Demolition Man, whilst incredibly silly fun, is also a classic example of how art and entertainment can often predict the future, or a possible future at least. Just take this little excerpt as an example…
Huxley: “I have, in fact, perused some newsreels in the Schwarzenegger Library, and the time that you took that car…”
Spartan: “Hold it. The Schwarzenegger Library?”
Huxley: “Yes. The Schwarzenegger Presidential Library. Wasn’t he an actor when you…?”
Spartan: “Stop! He was President?”
Huxley: “Yes! Even though he was not born in this country, his popularity at the time caused the 61st Amendment which states…”
Spartan: “I don’t wanna know. President?”
Surely a man couldn’t become President based solely on the cult of personality? No, I’m sure something like that could never happen, right?
On top of this, the general culture in the developed world is fast starting to show the signs of the same domineering censorship in the name of so called progression that was seen in Demolition Man a quarter of a century ago. Google and YouTube both monitor their user’s submissions deciding what videos and articles should be flagged or even removed for using so called “hate speech”. Debates and discussions can be shut down on college campuses if they are deemed to be too right wing or not acceptable to the particular ruling socio-political angenda. Meanwhile millions living in “First World” countries are relying on food banks to feed their families whilst their distant fellow humans fiercely and endlessly debate culturally acceptable social media diplomacy and inappropriate conduct from behind the safety of their hi-tech smartphones and tablets.

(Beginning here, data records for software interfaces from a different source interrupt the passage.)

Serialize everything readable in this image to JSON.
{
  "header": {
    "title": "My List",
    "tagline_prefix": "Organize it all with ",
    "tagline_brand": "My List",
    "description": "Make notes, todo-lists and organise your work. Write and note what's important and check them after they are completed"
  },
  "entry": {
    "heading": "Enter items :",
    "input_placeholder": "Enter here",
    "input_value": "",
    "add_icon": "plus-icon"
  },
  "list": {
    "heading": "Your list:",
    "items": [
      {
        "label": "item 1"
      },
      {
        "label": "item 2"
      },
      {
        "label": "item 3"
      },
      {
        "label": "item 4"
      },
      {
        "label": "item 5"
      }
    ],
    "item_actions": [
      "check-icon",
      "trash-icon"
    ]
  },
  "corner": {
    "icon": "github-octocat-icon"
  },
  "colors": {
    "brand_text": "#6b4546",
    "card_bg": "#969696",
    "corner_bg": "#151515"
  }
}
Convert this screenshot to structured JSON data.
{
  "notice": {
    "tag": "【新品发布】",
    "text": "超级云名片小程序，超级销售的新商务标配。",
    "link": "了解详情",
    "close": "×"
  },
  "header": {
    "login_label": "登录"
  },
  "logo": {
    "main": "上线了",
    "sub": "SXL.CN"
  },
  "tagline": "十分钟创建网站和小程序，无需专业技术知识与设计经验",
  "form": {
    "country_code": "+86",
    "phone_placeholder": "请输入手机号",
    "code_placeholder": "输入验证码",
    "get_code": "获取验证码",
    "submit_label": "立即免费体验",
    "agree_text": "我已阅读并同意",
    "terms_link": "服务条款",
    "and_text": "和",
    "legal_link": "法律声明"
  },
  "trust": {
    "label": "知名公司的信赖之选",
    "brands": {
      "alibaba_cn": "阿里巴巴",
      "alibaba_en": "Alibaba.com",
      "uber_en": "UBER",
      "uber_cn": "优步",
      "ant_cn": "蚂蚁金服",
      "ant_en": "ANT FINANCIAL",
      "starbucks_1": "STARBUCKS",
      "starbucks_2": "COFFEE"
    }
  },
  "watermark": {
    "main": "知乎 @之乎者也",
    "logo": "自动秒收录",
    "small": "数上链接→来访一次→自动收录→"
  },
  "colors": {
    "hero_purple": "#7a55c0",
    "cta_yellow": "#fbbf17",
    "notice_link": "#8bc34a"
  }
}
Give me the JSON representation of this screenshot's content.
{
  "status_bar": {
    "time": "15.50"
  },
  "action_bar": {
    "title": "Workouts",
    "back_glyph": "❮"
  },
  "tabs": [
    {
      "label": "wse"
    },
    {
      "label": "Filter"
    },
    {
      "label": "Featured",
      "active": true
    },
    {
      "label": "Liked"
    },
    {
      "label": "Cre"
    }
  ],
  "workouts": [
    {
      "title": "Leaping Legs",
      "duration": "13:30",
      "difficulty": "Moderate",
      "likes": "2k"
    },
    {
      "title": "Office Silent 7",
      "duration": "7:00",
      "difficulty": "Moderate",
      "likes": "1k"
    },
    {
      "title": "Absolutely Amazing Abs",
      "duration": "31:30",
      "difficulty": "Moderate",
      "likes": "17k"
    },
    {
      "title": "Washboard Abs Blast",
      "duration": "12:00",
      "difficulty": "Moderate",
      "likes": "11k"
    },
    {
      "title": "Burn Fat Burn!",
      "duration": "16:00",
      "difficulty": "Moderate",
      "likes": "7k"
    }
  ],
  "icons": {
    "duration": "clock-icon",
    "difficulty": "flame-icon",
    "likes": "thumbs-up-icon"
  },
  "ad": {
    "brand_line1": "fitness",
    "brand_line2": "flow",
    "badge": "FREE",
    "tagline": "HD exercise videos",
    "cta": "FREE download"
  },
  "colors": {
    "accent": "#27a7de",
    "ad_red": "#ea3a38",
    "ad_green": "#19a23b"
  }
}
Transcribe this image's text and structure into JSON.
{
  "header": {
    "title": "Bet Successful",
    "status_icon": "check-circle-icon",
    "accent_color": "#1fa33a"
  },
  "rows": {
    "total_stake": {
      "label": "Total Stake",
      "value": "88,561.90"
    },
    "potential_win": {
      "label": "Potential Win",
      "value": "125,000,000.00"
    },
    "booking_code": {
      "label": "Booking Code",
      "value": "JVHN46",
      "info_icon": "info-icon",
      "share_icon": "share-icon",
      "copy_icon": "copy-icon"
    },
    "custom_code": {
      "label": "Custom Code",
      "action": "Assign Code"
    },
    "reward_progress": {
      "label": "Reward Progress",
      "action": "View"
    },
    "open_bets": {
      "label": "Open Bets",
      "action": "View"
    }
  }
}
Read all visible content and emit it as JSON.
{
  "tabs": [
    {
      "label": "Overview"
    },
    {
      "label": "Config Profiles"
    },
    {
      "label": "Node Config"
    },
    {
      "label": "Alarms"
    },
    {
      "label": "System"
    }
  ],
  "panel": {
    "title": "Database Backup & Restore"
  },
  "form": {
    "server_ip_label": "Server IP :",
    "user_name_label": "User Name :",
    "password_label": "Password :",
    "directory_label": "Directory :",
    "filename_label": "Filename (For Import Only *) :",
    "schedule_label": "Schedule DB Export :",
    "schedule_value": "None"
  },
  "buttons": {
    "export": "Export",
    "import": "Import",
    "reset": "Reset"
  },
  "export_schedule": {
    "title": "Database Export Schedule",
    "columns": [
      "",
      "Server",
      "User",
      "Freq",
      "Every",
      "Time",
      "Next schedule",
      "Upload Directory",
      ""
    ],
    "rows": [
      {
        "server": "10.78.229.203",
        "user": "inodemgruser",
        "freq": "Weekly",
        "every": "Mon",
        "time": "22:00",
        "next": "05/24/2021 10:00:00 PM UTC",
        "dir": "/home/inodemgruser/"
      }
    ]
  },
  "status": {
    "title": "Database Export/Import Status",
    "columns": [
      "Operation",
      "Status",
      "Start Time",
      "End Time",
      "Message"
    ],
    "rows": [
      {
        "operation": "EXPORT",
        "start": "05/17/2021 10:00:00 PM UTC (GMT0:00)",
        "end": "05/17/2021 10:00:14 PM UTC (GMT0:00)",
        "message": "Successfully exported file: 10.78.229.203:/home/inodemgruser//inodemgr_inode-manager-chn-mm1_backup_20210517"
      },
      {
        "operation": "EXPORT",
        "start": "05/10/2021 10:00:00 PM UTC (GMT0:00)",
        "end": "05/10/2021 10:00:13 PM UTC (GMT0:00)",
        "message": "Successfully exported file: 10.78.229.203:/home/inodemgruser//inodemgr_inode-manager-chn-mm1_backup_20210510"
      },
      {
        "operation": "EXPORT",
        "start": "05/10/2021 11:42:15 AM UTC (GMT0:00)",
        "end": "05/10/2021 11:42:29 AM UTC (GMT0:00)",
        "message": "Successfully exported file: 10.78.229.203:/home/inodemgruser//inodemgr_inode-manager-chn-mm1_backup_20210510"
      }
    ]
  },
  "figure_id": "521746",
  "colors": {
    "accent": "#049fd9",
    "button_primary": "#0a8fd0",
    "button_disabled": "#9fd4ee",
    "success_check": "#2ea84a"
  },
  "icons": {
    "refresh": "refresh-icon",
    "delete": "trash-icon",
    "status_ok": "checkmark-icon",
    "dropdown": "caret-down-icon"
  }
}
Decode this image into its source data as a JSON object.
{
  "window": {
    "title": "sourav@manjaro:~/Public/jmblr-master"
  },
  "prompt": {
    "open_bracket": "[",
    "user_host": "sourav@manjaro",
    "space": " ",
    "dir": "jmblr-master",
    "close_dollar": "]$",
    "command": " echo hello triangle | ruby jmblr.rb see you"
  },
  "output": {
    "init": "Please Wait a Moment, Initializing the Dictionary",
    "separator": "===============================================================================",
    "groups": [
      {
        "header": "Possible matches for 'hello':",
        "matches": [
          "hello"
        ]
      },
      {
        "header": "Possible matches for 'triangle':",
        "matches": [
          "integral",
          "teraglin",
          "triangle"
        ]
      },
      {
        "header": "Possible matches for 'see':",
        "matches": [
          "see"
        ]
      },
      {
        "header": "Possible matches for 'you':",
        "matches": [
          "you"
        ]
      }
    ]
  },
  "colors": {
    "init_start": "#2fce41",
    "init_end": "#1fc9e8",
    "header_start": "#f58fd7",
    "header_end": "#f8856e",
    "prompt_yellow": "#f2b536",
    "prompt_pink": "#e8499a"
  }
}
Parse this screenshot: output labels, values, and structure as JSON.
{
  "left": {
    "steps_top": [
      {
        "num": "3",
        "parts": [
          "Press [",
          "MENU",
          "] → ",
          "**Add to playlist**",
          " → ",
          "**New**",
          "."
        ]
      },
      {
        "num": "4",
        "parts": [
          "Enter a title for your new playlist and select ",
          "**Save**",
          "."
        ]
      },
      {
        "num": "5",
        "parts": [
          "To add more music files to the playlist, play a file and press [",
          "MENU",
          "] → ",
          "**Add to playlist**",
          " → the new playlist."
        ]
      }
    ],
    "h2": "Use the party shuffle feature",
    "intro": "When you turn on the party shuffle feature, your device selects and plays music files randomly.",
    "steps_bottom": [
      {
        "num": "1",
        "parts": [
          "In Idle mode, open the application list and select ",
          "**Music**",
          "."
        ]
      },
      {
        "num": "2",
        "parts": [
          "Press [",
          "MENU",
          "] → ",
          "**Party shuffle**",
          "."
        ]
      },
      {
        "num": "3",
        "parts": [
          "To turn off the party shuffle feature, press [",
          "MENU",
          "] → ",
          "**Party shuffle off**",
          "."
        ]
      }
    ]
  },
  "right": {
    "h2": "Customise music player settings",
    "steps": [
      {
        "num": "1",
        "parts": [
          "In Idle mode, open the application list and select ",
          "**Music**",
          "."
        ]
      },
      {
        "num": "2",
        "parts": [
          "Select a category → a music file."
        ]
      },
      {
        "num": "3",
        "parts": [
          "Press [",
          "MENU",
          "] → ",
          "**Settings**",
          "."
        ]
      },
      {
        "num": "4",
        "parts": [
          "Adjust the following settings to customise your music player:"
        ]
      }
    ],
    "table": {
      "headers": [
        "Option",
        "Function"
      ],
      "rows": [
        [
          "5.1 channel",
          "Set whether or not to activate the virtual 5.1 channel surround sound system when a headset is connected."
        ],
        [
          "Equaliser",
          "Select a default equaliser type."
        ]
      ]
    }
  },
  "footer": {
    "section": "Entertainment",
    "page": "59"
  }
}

Maybe I’m overthinking all of this and need to “enhance my calm”. Either way, Demolition Man is a hugely enjoyable slice of action-science-fiction with a brilliantly realised future world that looks gorgeous, is perfectly enhanced by Elliot Goldenthal’s dreamily ethereal score and has what is, for the most part, a sharply witty script and some great action. Yes, some of the dialogue is more than a little cringe inducing in places and it still very much carries with it some of the action film cliches from Stallone’s ‘80s output but given its heritage, it’s a far smarter film than many of it’s forbears. It was a film that seemed for the longest time to lean more towards comedy than actual real-world social commentary and satire. As time goes on it’s a film that seems ever more relevant and prescient and may act as a warning to all those who don’t want to end up tiptoeing around in robes as they make their way to Taco Bell listening to endless TV ad jingles and cleaning their posteriors with the three seashells. I never did figure out how they worked.
Film ‘89 Verdict – 7/10